_Material supplied_

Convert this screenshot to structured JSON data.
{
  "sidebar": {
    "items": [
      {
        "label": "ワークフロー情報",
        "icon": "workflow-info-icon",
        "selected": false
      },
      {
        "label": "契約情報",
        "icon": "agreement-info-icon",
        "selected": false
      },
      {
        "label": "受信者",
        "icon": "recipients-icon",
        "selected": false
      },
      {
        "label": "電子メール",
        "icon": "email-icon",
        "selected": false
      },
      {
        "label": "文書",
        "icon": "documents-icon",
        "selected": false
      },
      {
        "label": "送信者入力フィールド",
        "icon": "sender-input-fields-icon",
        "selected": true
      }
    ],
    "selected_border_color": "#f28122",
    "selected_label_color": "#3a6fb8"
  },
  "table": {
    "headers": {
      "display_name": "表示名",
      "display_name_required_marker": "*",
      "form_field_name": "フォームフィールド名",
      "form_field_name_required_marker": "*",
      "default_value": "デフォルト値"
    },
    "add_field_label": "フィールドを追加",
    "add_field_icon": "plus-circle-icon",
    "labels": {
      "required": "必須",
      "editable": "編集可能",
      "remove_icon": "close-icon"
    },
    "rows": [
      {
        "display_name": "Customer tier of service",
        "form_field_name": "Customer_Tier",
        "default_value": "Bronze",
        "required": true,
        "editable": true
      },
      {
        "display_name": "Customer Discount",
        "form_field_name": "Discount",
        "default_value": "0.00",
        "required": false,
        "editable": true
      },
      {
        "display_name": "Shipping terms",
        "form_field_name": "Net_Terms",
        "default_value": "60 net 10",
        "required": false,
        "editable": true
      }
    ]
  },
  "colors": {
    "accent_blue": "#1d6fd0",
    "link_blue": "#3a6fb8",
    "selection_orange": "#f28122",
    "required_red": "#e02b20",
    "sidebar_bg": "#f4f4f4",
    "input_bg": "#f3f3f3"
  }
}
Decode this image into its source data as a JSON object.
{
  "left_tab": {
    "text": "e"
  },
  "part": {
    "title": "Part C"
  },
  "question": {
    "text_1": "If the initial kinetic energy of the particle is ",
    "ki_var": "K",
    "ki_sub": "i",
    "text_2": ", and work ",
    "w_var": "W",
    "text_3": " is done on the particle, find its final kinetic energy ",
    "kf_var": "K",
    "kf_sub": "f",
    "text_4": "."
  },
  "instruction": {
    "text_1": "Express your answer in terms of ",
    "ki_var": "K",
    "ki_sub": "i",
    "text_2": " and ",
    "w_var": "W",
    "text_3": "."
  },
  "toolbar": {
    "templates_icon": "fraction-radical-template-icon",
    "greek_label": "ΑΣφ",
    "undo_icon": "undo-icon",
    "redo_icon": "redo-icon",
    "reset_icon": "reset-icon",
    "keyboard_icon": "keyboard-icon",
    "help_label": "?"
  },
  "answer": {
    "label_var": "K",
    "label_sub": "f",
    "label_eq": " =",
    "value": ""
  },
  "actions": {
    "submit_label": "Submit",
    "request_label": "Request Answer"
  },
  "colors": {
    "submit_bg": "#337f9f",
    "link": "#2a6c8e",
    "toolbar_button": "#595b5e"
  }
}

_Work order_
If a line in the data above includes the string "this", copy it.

_Answer for the task_
Convert this screenshot to structured JSON data.
Decode this image into its source data as a JSON object.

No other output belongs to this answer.